The original The Haunting directed by Robert Wise, from the novel Haunting of Hill House by Shirley Jackson, is one of film history's great films. Not just a great horror film, not just the best haunted house movie ever made, but a great film period.
A lesbian subtext between the characters played by Julie Harris & Claire Bloom was sensually daring at the time; it's still sweet, & the terror experienced by Julie Harris translates immediately to the viewer. The gorgeous black & white photography with gloomy sets inspired by film noir sustained an aura of creepiness without requiring anything especially antic & extreme to happen. The haunting felt real & possible & legitimately threatening. Many a viewer needs the lights left on after seeing this.
Though the "psychic investigation team" is by now an old-hat routine, Wise's film has lost none of its power by being repeatedly imitated. So it is not at risk of being displaced in public sentiment by the 1999 "all-FX all the time" remake.
I figured I'd enjoy the remake of The Haunting despite that I knew it was going to be a pretty junky film. Cuz hey, I very often like junky horror films. Plus this one provided a big break for Lili Taylor who I've loved in many independent films over the years. And she did give a very good performance in The Haunting despite a lame-ass script.
Liam Neeson by comparison turns in nothing but the boring performance a bad script inspired, & Catherine Zeta-Jones seems to have been treated by Central Casting as a mental deficient who didn't need to act, she needed to look pretty, so she fulfilled her limited purpose without stretching herself. No one's performance beyond Lili's was worth a spitbug's spittle, but Lili seems to have wanted to give it all she has, & she has quite a lot, despite that it's wasted on a lame script.
Since I didn't expect a good script I wasn't disappointed in that either. What I did expect, from the previews, was that the FX would be neato if cliche. A couple of them were good FX -- the skeleton in the door was okay, the fight with the gryphon didn't bore me, & the cherub heads though they didn't add up to anything looked kind of cool moving -- but mostly the FX were badly timed & dull when not actually stupid. When the Chief Ghost turns up toward the end, think Walt Disney's Beauty & the Beast," or perhaps you'll remember the demon Chester in the Buffy spin-off Angel. There has not been a more cartoony villain since Warner Brothers animated the Id Monster in Forbidden Planet to look like Yosemite Sam.

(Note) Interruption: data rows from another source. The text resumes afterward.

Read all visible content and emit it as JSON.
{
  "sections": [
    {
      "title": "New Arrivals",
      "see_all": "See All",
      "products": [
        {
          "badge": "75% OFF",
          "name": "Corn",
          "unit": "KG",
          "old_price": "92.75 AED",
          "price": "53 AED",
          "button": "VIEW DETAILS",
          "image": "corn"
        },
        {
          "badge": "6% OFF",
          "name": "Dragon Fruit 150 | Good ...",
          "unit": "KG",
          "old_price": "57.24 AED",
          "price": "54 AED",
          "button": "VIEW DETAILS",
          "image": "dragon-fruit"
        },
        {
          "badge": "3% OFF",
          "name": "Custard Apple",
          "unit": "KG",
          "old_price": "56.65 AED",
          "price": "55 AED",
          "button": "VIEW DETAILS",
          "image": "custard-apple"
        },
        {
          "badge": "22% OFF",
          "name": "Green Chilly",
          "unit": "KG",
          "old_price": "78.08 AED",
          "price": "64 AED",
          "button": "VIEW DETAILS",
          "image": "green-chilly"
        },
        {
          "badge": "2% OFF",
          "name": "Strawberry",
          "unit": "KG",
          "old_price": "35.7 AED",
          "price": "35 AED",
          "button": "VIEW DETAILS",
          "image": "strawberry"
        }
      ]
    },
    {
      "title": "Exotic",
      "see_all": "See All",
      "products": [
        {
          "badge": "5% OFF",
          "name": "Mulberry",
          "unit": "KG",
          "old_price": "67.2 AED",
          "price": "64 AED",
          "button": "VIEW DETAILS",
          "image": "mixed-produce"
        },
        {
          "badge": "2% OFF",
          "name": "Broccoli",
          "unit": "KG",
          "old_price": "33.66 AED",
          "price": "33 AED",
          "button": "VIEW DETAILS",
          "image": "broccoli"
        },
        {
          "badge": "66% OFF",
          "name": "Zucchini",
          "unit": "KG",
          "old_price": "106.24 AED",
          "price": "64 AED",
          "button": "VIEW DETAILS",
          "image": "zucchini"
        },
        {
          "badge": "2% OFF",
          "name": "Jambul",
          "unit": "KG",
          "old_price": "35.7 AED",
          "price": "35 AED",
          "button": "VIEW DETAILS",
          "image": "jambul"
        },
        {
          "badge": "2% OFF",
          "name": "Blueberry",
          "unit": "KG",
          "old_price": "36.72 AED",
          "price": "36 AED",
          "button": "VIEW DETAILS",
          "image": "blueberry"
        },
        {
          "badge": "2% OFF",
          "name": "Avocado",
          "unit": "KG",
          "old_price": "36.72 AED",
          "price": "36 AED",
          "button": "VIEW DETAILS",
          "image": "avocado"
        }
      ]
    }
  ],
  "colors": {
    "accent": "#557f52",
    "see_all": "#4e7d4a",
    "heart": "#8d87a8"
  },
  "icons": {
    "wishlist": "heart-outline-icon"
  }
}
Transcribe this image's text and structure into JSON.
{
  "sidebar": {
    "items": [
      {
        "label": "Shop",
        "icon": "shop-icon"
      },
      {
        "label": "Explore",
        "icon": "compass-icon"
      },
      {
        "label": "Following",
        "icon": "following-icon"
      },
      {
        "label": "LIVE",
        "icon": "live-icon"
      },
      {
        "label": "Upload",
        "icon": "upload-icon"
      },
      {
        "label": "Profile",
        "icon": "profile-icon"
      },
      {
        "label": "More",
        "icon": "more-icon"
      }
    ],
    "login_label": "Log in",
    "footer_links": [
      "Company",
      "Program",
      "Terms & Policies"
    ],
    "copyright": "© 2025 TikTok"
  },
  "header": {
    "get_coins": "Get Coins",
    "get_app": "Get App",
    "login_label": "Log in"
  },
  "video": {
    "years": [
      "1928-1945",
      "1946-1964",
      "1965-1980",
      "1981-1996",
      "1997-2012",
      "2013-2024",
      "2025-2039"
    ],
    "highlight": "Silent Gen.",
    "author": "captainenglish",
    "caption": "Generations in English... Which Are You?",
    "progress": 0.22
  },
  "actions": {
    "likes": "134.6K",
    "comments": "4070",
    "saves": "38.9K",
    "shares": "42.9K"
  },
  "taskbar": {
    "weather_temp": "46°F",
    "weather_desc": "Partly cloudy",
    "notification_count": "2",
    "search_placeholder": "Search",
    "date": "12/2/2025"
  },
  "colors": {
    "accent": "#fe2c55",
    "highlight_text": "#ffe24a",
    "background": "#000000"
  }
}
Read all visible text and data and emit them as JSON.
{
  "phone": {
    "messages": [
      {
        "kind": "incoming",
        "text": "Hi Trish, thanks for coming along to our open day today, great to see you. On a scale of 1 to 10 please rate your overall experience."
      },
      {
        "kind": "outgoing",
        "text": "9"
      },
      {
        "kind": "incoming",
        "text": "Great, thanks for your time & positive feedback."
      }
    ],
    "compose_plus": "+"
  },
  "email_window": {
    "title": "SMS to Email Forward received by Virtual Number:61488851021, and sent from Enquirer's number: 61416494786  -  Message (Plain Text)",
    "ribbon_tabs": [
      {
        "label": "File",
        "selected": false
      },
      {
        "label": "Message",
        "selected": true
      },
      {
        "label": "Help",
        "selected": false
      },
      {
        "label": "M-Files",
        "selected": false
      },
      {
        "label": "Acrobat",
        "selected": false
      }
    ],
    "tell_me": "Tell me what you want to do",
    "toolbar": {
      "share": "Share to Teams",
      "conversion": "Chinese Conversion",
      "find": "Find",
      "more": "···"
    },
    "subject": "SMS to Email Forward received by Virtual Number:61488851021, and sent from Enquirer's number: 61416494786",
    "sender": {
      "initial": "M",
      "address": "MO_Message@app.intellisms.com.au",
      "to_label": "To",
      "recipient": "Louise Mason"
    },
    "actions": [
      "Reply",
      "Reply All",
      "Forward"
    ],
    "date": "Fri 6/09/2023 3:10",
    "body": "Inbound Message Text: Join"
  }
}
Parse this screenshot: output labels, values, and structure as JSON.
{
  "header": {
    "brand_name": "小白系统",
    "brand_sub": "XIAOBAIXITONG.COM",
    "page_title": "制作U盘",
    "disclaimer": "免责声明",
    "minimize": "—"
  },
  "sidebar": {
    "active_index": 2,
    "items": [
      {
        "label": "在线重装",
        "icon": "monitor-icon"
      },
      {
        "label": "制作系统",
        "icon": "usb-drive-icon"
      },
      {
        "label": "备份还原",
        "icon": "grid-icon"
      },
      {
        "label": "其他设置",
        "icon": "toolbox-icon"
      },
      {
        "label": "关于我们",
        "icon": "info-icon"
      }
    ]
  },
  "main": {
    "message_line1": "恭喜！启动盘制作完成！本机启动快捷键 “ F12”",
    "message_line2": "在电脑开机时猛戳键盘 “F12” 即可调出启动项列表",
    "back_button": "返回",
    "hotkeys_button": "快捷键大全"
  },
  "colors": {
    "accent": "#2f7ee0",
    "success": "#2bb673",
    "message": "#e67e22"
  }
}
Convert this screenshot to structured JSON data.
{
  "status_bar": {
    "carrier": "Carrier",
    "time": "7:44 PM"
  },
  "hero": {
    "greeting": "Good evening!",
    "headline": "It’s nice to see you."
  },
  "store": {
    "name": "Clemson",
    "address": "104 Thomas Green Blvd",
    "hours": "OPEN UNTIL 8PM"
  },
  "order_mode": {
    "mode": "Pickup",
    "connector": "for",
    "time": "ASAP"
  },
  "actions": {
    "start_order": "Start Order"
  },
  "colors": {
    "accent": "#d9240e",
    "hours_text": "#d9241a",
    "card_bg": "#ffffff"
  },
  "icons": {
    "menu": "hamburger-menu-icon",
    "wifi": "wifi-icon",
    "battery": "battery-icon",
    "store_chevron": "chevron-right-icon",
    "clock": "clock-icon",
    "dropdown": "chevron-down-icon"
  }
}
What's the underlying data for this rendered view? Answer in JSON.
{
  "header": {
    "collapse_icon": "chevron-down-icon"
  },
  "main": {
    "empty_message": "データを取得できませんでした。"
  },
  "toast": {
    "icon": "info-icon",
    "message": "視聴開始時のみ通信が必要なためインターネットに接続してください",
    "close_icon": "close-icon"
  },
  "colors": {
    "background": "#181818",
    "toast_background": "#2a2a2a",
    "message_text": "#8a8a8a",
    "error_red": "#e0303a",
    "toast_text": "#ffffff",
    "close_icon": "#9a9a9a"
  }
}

The clown-face in the ceiling with arms coming out of his mouth wasn't supposed to make the audience howl with laughter, was it? Well it did.ÝI felt like I was watching Poltergiest IV, not a remake of Wise's subdued Haunting. And its been said by just about ever critic who ever saw both the original & the remake: There is more terror in the simple rapping at the door in Wise's original than in all of the remake's CGI cartoons combined.
But it is unfair to enter a big dumb special FX movie & compare it to a classic. I went expecting only an FX extravaganza, a film not genuinely related to the film it purports to remake. But even as a shlocky puddle of drool, Jan de Bont's The Haunting barely gets by.
If y'all lower your expectation to the worst B-horror I think the remade Haunting will look pretty good by comparison. And it has more laughs in it (however unintentional) than many an intentional comedy.
copyright © by Paghat the Ratgirl